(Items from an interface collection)
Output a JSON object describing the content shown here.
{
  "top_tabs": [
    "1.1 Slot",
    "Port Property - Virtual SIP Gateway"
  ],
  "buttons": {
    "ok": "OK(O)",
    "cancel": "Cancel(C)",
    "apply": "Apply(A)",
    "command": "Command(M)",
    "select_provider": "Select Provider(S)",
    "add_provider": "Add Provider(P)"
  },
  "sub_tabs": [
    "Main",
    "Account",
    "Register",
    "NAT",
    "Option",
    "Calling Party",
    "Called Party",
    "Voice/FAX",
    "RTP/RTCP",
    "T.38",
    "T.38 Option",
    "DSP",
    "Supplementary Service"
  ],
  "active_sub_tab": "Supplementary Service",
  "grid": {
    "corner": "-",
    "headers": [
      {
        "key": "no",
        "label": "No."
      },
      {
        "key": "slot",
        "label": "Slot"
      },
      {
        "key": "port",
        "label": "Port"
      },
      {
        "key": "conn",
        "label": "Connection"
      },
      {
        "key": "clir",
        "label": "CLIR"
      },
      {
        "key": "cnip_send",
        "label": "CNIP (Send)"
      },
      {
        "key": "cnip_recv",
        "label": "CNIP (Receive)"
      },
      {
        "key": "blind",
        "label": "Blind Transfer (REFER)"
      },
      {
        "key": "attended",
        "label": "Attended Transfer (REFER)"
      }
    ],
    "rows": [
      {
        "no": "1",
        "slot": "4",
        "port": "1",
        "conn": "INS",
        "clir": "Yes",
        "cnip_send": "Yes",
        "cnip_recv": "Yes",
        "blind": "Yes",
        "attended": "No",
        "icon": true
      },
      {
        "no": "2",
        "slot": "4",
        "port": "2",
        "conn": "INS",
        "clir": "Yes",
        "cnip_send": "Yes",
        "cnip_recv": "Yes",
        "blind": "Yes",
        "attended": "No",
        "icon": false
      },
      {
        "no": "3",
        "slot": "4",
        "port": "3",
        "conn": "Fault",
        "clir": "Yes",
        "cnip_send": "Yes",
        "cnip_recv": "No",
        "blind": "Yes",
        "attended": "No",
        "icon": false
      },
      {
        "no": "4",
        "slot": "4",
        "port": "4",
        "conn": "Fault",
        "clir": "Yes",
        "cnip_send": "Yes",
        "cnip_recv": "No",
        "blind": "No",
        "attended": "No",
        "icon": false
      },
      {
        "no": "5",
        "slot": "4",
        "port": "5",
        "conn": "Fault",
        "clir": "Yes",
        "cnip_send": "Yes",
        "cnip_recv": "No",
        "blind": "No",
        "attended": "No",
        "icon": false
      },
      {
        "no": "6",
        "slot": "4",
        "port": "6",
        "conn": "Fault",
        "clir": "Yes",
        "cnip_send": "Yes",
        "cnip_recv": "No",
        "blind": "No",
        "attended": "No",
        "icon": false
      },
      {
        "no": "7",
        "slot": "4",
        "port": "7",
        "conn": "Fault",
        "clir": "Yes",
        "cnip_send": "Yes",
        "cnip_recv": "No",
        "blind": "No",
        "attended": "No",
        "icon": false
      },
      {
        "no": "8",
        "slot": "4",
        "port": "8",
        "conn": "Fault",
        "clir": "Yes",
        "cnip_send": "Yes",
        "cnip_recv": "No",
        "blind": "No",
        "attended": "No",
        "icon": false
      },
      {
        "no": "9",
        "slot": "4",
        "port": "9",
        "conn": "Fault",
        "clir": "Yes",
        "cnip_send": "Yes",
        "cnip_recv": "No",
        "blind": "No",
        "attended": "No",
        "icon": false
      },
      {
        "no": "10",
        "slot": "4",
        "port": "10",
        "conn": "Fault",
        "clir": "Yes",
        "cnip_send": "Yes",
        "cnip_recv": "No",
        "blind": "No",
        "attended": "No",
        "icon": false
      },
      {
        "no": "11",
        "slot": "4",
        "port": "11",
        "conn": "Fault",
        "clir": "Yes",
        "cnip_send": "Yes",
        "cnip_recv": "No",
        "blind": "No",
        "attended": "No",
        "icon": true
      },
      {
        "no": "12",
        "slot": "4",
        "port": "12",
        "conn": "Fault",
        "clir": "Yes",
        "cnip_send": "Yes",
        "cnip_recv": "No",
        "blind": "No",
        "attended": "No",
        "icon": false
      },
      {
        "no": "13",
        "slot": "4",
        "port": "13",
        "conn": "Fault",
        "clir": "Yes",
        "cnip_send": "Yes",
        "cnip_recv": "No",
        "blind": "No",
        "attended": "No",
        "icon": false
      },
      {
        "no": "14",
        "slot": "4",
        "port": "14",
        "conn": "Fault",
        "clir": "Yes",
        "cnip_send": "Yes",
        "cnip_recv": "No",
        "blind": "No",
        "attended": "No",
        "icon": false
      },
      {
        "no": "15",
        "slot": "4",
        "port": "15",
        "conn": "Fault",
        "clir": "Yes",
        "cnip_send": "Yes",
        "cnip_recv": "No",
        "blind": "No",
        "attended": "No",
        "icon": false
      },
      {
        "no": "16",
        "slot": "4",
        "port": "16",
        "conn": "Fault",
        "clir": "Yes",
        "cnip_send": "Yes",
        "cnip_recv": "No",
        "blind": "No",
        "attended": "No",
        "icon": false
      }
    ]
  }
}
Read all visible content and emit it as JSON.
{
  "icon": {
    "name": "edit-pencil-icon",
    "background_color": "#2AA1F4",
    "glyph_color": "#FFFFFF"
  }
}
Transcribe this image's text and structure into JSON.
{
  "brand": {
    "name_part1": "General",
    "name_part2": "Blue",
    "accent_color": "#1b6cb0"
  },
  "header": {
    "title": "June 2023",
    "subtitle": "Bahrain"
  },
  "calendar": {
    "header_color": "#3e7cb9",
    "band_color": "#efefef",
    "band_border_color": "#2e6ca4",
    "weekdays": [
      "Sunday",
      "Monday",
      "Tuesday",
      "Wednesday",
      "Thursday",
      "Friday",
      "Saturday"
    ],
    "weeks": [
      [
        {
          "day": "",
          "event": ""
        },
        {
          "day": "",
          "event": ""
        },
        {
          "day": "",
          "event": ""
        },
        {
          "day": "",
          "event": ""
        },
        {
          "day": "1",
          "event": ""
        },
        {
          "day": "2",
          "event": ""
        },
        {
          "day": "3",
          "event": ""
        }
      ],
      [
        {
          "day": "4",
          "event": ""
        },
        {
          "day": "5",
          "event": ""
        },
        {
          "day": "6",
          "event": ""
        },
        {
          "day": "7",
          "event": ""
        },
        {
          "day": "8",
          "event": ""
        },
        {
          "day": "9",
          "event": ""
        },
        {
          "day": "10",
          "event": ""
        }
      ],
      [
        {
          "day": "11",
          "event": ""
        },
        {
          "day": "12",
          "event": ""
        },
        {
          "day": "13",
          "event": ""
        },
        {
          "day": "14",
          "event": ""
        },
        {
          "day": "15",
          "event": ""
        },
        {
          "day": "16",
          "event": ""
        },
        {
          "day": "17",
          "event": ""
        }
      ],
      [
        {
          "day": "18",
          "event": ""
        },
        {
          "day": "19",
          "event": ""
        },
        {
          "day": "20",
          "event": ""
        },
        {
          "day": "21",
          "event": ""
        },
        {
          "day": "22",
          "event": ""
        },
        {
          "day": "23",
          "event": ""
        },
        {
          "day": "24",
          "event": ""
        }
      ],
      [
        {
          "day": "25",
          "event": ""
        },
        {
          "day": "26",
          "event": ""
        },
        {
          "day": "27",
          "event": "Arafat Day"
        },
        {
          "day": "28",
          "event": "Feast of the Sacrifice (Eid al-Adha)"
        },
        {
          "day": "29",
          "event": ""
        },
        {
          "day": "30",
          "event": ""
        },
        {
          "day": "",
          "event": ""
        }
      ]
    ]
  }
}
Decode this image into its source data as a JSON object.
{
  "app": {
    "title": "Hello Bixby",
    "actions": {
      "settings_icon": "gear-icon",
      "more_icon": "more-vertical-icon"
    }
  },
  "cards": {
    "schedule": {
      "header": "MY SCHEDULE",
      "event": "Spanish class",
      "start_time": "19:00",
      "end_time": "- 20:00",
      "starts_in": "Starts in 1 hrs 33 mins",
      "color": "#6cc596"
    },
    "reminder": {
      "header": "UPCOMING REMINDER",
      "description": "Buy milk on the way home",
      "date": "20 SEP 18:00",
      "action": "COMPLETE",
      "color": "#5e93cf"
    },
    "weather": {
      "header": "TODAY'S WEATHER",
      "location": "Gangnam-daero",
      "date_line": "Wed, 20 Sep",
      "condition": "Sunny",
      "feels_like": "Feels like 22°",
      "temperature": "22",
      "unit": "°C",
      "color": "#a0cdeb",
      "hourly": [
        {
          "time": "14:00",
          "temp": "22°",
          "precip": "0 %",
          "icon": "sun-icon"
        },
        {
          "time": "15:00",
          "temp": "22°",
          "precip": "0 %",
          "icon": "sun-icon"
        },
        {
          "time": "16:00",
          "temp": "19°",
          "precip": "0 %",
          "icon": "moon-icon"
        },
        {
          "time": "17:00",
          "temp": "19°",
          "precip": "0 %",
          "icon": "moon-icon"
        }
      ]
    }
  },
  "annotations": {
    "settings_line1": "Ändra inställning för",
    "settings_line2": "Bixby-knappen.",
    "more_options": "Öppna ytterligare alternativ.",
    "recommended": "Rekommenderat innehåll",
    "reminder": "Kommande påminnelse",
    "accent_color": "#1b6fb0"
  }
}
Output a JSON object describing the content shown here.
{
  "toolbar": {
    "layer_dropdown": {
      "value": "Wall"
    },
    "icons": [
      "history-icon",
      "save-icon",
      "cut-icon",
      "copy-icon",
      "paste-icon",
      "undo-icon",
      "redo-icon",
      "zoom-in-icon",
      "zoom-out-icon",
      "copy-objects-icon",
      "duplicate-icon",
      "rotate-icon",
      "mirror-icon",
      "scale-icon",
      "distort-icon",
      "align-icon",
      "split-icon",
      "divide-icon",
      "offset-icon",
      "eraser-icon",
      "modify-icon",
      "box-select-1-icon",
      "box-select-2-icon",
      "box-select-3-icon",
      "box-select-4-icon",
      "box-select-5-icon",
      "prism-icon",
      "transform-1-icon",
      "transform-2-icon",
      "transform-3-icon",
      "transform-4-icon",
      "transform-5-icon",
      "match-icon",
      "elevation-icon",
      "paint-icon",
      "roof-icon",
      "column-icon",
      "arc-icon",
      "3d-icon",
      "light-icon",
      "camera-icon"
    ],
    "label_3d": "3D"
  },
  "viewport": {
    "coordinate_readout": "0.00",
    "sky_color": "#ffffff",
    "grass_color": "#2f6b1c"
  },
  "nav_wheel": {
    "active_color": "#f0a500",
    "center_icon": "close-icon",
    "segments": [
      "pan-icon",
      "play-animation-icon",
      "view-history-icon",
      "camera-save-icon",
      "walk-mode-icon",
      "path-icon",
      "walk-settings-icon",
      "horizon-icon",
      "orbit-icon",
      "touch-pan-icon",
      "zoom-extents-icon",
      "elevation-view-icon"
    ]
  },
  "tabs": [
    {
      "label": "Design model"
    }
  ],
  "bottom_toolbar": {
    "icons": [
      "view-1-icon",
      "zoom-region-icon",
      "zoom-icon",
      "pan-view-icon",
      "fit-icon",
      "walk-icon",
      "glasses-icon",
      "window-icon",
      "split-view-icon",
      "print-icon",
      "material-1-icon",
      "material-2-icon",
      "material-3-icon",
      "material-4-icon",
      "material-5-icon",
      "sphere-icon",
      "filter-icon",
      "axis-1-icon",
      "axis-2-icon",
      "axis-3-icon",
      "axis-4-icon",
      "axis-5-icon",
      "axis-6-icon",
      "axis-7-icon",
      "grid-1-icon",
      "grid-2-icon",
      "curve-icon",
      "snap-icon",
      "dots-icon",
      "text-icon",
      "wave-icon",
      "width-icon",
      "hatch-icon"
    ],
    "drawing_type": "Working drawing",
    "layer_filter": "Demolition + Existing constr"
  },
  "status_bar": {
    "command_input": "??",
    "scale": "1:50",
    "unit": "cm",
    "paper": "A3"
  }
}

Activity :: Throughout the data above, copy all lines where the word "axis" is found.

Solution to the exercise ::
      "axis-1-icon",
      "axis-2-icon",
      "axis-3-icon",
      "axis-4-icon",
      "axis-5-icon",
      "axis-6-icon",
      "axis-7-icon",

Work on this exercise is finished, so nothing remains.